The announcement was reported by Puig’s lawyers, and has since been confirmed by the Brussels prosecutor’s office.
In January, a Belgian court ruled that an arrest warrant against Carles Puigdemont, the ousted former president of Catalonia, must be suspended since he enjoys immunity as an elected MEP.
This followed a ruling in December 2019 by the European Court of Justice (ECJ) in a case concerning another Catalan politician, Oriel Junqueras Vies, who was elected as member of the European Parliament in May 2019 but has been prevented by the Spanish authorities to attend the opening of the parliament.
The Spanish national government in Madrid had issued the warrant against Lluis Puig, together with two more for Carles Puigdemont and fellow minister Toni Comin. All three were wanted for their part in the Catalan independence referendum of October 2017.
Madrid claimed the referendum was illegal because it had not been authorised by the national government. The three men have been charged with sedition, rebellion and the misuse of public funds by organising the referendum.
The three men have been residing in Belgium since the end of 2017.
The first warrant was issued against Puigdemont in October last year, followed by the two others in November. A warrant issued against former Catalan education minister Clara Ponsati was delivered to the legal authorities in Scotland, where she is head of the school of economics and finance at the university of St Andrews.
Just hours before the arrest warrants were announced, the Spanish Supreme Court had handed down sentences of nine to 13 years for nine other members of the Catalan government.
The Brussels prosecutor’s office, which had applied for the execution of the warrant against Puig, explained that the court had considered the office that issued the warrants was not competent to do so.
Puig’s lawyers had argued that only a Catalan court could try him, and not the Supreme Court, as would happen if the warrants were executed.
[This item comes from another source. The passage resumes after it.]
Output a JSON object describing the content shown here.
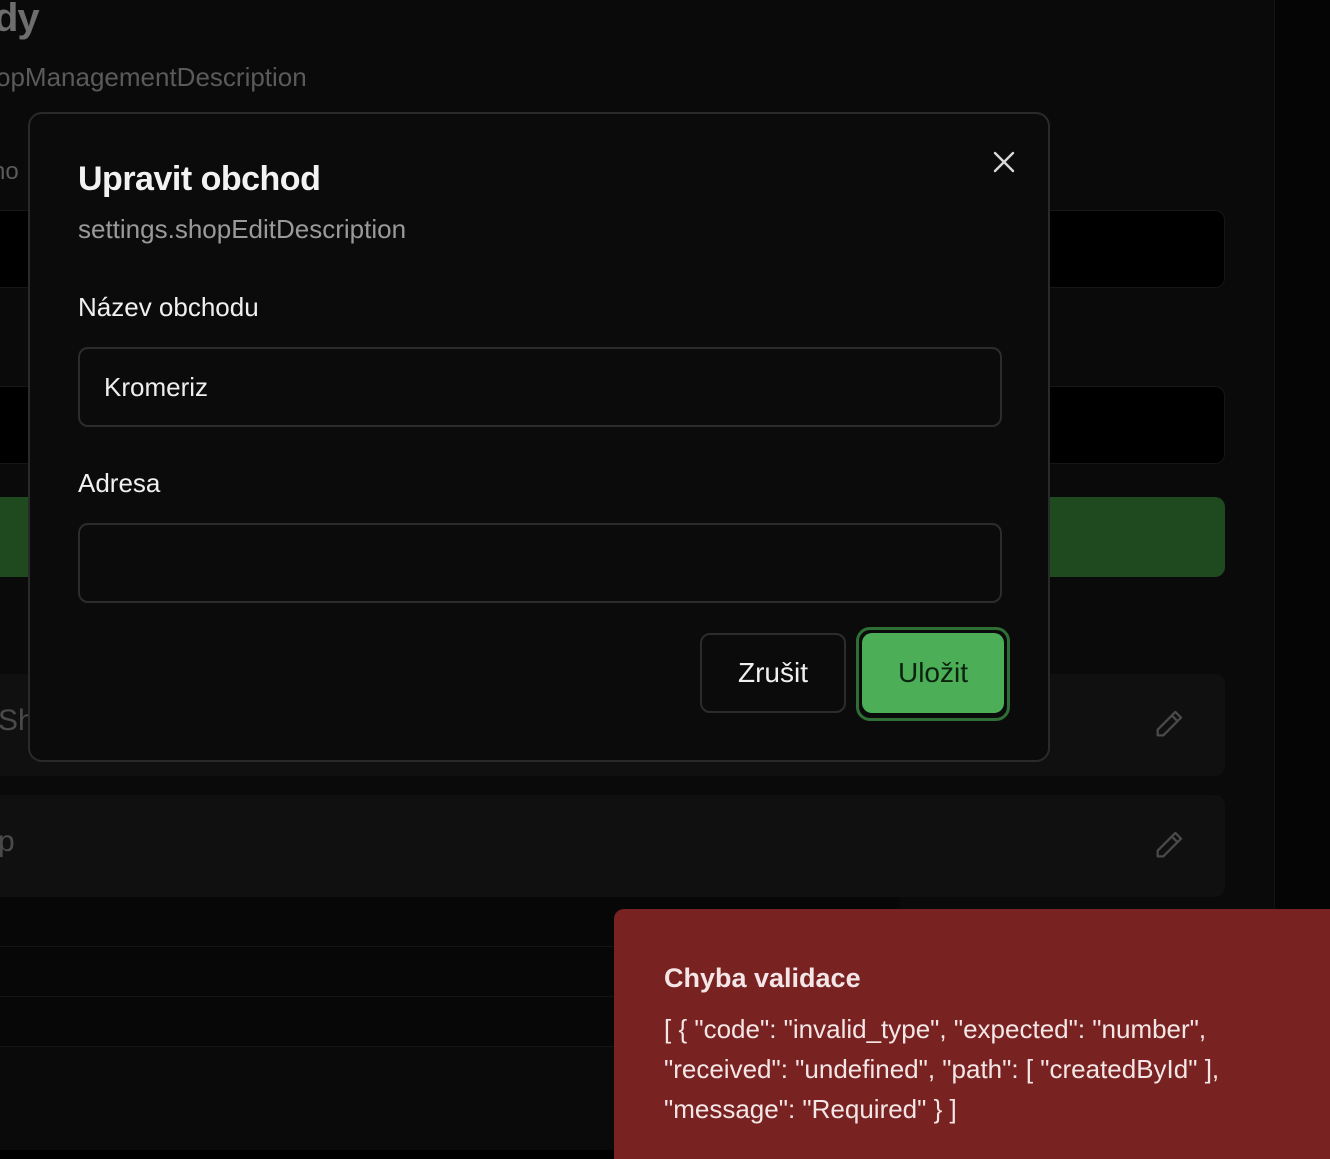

The court has upheld that point of view. The prosecutor’s office is now considering whether to appeal the judgement.